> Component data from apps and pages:
·····
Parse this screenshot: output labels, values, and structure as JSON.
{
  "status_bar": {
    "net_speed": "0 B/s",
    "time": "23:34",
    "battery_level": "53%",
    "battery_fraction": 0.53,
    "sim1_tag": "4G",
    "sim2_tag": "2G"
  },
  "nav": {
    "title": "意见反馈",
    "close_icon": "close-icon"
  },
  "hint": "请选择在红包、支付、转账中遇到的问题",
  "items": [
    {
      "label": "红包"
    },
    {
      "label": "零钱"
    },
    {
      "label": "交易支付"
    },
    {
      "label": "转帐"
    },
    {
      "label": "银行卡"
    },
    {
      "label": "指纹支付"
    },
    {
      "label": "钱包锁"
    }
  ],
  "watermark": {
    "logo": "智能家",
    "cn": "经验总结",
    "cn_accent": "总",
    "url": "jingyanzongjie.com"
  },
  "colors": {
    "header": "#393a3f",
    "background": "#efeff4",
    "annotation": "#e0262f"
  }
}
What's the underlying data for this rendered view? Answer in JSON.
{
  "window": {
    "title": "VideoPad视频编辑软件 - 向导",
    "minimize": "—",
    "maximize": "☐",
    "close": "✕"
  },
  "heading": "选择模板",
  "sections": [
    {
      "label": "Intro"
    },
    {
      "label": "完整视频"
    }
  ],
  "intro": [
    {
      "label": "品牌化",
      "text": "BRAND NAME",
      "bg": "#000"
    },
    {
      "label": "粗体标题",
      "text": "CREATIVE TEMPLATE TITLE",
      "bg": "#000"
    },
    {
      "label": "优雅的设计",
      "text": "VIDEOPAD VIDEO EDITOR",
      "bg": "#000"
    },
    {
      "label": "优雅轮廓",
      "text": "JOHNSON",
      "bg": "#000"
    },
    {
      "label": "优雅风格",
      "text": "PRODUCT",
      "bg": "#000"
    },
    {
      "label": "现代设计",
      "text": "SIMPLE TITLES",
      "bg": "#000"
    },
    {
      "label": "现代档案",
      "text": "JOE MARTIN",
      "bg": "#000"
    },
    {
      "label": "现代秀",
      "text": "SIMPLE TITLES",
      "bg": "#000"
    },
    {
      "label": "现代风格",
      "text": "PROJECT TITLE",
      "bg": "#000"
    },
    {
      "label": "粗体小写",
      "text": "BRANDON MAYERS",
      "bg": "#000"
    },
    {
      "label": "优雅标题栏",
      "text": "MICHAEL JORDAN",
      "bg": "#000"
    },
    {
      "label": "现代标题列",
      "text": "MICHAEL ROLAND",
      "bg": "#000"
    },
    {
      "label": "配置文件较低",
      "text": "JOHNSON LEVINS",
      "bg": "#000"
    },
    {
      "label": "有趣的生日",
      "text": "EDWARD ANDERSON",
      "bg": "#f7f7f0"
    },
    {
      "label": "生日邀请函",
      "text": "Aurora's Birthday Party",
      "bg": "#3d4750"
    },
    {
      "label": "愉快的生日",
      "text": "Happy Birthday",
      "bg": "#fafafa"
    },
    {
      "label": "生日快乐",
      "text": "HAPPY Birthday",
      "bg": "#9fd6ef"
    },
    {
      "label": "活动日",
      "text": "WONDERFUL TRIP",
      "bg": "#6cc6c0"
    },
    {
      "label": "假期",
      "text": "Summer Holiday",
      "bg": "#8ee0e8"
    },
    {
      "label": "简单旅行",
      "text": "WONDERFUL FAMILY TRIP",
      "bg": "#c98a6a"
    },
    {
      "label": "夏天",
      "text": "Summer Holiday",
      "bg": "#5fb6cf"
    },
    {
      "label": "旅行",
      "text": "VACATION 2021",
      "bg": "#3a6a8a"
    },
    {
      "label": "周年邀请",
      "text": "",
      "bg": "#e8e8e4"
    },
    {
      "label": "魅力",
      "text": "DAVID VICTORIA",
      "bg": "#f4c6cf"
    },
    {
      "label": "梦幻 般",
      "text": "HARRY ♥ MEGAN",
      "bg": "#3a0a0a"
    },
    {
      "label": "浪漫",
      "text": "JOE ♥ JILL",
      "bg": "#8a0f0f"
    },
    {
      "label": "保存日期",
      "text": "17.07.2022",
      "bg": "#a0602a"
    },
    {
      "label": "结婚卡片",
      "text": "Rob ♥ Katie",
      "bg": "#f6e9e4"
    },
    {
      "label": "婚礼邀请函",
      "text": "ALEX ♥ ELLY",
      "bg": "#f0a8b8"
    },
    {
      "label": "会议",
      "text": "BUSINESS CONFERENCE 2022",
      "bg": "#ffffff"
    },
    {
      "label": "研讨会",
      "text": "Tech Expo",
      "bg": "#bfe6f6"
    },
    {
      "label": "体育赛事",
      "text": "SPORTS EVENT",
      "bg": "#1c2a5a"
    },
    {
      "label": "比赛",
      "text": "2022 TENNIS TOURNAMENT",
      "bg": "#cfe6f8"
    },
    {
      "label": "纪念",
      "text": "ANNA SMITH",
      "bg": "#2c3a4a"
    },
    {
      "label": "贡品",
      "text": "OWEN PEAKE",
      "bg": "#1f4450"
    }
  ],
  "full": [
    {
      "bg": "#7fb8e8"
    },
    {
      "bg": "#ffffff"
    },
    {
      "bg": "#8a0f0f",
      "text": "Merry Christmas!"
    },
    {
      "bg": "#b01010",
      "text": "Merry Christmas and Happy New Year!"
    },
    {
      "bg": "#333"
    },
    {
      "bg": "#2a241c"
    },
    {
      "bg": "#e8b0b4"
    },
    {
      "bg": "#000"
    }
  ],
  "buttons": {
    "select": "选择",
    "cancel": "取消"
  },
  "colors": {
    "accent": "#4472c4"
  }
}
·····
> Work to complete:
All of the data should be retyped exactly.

> Answer section:
Parse this screenshot: output labels, values, and structure as JSON.
{
  "status_bar": {
    "net_speed": "0 B/s",
    "time": "23:34",
    "battery_level": "53%",
    "battery_fraction": 0.53,
    "sim1_tag": "4G",
    "sim2_tag": "2G"
  },
  "nav": {
    "title": "意见反馈",
    "close_icon": "close-icon"
  },
  "hint": "请选择在红包、支付、转账中遇到的问题",
  "items": [
    {
      "label": "红包"
    },
    {
      "label": "零钱"
    },
    {
      "label": "交易支付"
    },
    {
      "label": "转帐"
    },
    {
      "label": "银行卡"
    },
    {
      "label": "指纹支付"
    },
    {
      "label": "钱包锁"
    }
  ],
  "watermark": {
    "logo": "智能家",
    "cn": "经验总结",
    "cn_accent": "总",
    "url": "jingyanzongjie.com"
  },
  "colors": {
    "header": "#393a3f",
    "background": "#efeff4",
    "annotation": "#e0262f"
  }
}
What's the underlying data for this rendered view? Answer in JSON.
{
  "window": {
    "title": "VideoPad视频编辑软件 - 向导",
    "minimize": "—",
    "maximize": "☐",
    "close": "✕"
  },
  "heading": "选择模板",
  "sections": [
    {
      "label": "Intro"
    },
    {
      "label": "完整视频"
    }
  ],
  "intro": [
    {
      "label": "品牌化",
      "text": "BRAND NAME",
      "bg": "#000"
    },
    {
      "label": "粗体标题",
      "text": "CREATIVE TEMPLATE TITLE",
      "bg": "#000"
    },
    {
      "label": "优雅的设计",
      "text": "VIDEOPAD VIDEO EDITOR",
      "bg": "#000"
    },
    {
      "label": "优雅轮廓",
      "text": "JOHNSON",
      "bg": "#000"
    },
    {
      "label": "优雅风格",
      "text": "PRODUCT",
      "bg": "#000"
    },
    {
      "label": "现代设计",
      "text": "SIMPLE TITLES",
      "bg": "#000"
    },
    {
      "label": "现代档案",
      "text": "JOE MARTIN",
      "bg": "#000"
    },
    {
      "label": "现代秀",
      "text": "SIMPLE TITLES",
      "bg": "#000"
    },
    {
      "label": "现代风格",
      "text": "PROJECT TITLE",
      "bg": "#000"
    },
    {
      "label": "粗体小写",
      "text": "BRANDON MAYERS",
      "bg": "#000"
    },
    {
      "label": "优雅标题栏",
      "text": "MICHAEL JORDAN",
      "bg": "#000"
    },
    {
      "label": "现代标题列",
      "text": "MICHAEL ROLAND",
      "bg": "#000"
    },
    {
      "label": "配置文件较低",
      "text": "JOHNSON LEVINS",
      "bg": "#000"
    },
    {
      "label": "有趣的生日",
      "text": "EDWARD ANDERSON",
      "bg": "#f7f7f0"
    },
    {
      "label": "生日邀请函",
      "text": "Aurora's Birthday Party",
      "bg": "#3d4750"
    },
    {
      "label": "愉快的生日",
      "text": "Happy Birthday",
      "bg": "#fafafa"
    },
    {
      "label": "生日快乐",
      "text": "HAPPY Birthday",
      "bg": "#9fd6ef"
    },
    {
      "label": "活动日",
      "text": "WONDERFUL TRIP",
      "bg": "#6cc6c0"
    },
    {
      "label": "假期",
      "text": "Summer Holiday",
      "bg": "#8ee0e8"
    },
    {
      "label": "简单旅行",
      "text": "WONDERFUL FAMILY TRIP",
      "bg": "#c98a6a"
    },
    {
      "label": "夏天",
      "text": "Summer Holiday",
      "bg": "#5fb6cf"
    },
    {
      "label": "旅行",
      "text": "VACATION 2021",
      "bg": "#3a6a8a"
    },
    {
      "label": "周年邀请",
      "text": "",
      "bg": "#e8e8e4"
    },
    {
      "label": "魅力",
      "text": "DAVID VICTORIA",
      "bg": "#f4c6cf"
    },
    {
      "label": "梦幻 般",
      "text": "HARRY ♥ MEGAN",
      "bg": "#3a0a0a"
    },
    {
      "label": "浪漫",
      "text": "JOE ♥ JILL",
      "bg": "#8a0f0f"
    },
    {
      "label": "保存日期",
      "text": "17.07.2022",
      "bg": "#a0602a"
    },
    {
      "label": "结婚卡片",
      "text": "Rob ♥ Katie",
      "bg": "#f6e9e4"
    },
    {
      "label": "婚礼邀请函",
      "text": "ALEX ♥ ELLY",
      "bg": "#f0a8b8"
    },
    {
      "label": "会议",
      "text": "BUSINESS CONFERENCE 2022",
      "bg": "#ffffff"
    },
    {
      "label": "研讨会",
      "text": "Tech Expo",
      "bg": "#bfe6f6"
    },
    {
      "label": "体育赛事",
      "text": "SPORTS EVENT",
      "bg": "#1c2a5a"
    },
    {
      "label": "比赛",
      "text": "2022 TENNIS TOURNAMENT",
      "bg": "#cfe6f8"
    },
    {
      "label": "纪念",
      "text": "ANNA SMITH",
      "bg": "#2c3a4a"
    },
    {
      "label": "贡品",
      "text": "OWEN PEAKE",
      "bg": "#1f4450"
    }
  ],
  "full": [
    {
      "bg": "#7fb8e8"
    },
    {
      "bg": "#ffffff"
    },
    {
      "bg": "#8a0f0f",
      "text": "Merry Christmas!"
    },
    {
      "bg": "#b01010",
      "text": "Merry Christmas and Happy New Year!"
    },
    {
      "bg": "#333"
    },
    {
      "bg": "#2a241c"
    },
    {
      "bg": "#e8b0b4"
    },
    {
      "bg": "#000"
    }
  ],
  "buttons": {
    "select": "选择",
    "cancel": "取消"
  },
  "colors": {
    "accent": "#4472c4"
  }
}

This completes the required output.